▶ **Exercise objective**: Could you filter the material and copy every line where the word "ENTREPRENEURSHIP" occurs?
== Exercise material ==
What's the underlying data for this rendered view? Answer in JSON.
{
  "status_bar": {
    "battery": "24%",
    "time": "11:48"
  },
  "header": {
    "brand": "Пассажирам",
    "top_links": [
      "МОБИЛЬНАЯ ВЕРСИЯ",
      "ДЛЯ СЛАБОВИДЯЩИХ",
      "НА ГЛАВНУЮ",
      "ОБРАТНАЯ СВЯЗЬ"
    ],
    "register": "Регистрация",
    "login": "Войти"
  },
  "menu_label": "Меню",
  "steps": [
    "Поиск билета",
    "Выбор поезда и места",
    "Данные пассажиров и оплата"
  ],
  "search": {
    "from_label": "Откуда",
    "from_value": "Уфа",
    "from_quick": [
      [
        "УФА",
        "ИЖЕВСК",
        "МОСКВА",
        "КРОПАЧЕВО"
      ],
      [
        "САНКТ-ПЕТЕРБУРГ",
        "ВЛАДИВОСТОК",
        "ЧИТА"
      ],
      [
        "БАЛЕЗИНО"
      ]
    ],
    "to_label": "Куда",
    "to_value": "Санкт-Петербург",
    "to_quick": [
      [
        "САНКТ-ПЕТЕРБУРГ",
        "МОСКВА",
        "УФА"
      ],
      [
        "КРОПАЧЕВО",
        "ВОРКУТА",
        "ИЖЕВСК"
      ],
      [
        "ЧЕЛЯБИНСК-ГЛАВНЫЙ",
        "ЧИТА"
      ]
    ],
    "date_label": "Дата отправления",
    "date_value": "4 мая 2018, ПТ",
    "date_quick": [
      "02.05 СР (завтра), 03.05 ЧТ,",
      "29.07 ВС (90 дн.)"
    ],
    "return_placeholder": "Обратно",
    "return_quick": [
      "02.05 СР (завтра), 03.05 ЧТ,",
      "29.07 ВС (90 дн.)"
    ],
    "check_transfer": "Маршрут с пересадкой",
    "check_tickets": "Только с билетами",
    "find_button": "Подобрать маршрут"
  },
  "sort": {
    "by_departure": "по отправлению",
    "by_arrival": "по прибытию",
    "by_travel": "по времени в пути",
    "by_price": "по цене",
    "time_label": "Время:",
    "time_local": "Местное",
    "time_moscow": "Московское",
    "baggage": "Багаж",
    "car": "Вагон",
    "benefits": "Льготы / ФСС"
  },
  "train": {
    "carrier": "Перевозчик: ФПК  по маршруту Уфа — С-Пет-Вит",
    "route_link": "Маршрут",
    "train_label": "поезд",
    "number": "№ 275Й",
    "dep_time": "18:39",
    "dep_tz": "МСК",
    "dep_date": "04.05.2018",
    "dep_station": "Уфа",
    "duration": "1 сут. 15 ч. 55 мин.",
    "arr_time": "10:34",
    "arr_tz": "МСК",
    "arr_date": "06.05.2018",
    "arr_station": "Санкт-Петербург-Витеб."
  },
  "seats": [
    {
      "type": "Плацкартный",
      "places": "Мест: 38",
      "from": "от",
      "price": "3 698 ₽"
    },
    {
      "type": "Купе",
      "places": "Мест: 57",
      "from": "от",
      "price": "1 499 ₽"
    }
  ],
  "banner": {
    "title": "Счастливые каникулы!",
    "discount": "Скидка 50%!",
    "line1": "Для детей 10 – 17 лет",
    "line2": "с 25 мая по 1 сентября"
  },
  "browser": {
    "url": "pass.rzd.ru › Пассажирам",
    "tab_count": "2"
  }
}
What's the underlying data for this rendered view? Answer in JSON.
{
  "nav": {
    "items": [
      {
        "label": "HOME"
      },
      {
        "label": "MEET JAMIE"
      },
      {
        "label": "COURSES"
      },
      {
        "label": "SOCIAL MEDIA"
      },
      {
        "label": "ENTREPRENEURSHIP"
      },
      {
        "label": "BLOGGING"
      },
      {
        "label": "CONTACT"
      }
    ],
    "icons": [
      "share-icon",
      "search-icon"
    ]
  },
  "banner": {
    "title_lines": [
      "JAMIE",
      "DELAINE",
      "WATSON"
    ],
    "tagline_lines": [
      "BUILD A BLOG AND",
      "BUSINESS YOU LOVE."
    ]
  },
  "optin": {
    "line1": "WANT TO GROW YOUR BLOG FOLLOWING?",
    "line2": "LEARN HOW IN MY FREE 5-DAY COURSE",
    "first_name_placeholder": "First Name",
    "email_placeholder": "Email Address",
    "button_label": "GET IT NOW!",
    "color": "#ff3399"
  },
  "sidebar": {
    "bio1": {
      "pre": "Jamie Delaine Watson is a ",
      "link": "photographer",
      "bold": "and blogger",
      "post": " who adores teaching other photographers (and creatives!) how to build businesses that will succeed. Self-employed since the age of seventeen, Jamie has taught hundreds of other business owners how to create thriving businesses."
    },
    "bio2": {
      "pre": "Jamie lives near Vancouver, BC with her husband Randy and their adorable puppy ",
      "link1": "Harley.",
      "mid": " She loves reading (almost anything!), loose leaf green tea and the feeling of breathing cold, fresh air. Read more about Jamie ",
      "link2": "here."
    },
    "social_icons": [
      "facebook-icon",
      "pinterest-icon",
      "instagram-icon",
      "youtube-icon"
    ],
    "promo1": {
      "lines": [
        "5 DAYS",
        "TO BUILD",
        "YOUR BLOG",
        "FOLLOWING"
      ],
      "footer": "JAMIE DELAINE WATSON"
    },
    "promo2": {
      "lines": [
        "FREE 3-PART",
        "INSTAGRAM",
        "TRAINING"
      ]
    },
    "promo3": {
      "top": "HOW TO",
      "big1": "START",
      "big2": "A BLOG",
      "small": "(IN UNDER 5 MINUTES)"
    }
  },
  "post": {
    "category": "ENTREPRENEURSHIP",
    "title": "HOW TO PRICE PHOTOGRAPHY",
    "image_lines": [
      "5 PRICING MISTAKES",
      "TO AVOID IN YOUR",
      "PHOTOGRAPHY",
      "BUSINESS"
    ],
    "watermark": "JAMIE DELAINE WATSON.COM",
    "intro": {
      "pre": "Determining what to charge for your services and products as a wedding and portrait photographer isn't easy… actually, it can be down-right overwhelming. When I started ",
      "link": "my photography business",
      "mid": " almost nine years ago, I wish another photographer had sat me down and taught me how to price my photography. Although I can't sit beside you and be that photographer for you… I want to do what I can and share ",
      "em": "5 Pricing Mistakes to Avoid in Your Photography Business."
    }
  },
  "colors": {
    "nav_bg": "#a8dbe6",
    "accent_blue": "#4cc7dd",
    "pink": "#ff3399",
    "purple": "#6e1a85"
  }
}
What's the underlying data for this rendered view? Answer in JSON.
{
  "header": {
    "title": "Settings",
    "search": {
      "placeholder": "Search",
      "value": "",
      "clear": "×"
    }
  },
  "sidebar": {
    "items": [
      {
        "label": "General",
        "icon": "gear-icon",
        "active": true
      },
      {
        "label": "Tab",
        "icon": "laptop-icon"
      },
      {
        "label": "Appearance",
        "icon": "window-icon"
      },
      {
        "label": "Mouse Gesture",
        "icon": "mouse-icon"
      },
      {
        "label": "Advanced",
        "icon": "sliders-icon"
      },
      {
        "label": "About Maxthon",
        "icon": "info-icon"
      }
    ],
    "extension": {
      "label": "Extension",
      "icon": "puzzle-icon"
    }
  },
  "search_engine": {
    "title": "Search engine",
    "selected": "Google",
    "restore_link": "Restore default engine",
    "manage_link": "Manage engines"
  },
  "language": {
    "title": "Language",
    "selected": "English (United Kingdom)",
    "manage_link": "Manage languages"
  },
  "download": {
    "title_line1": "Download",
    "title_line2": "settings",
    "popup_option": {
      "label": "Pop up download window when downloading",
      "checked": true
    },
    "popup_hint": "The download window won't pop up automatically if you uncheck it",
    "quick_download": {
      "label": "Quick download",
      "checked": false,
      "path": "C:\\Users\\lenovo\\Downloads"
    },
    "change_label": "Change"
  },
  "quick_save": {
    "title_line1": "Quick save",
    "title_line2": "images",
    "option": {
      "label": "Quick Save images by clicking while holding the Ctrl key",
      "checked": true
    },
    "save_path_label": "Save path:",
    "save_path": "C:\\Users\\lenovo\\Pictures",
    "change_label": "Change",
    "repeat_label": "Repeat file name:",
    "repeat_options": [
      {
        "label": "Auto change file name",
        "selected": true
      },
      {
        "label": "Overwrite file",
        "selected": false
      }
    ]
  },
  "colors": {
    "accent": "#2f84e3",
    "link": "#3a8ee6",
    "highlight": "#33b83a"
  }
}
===
▶ **Final answer**:
        "label": "ENTREPRENEURSHIP"
    "category": "ENTREPRENEURSHIP",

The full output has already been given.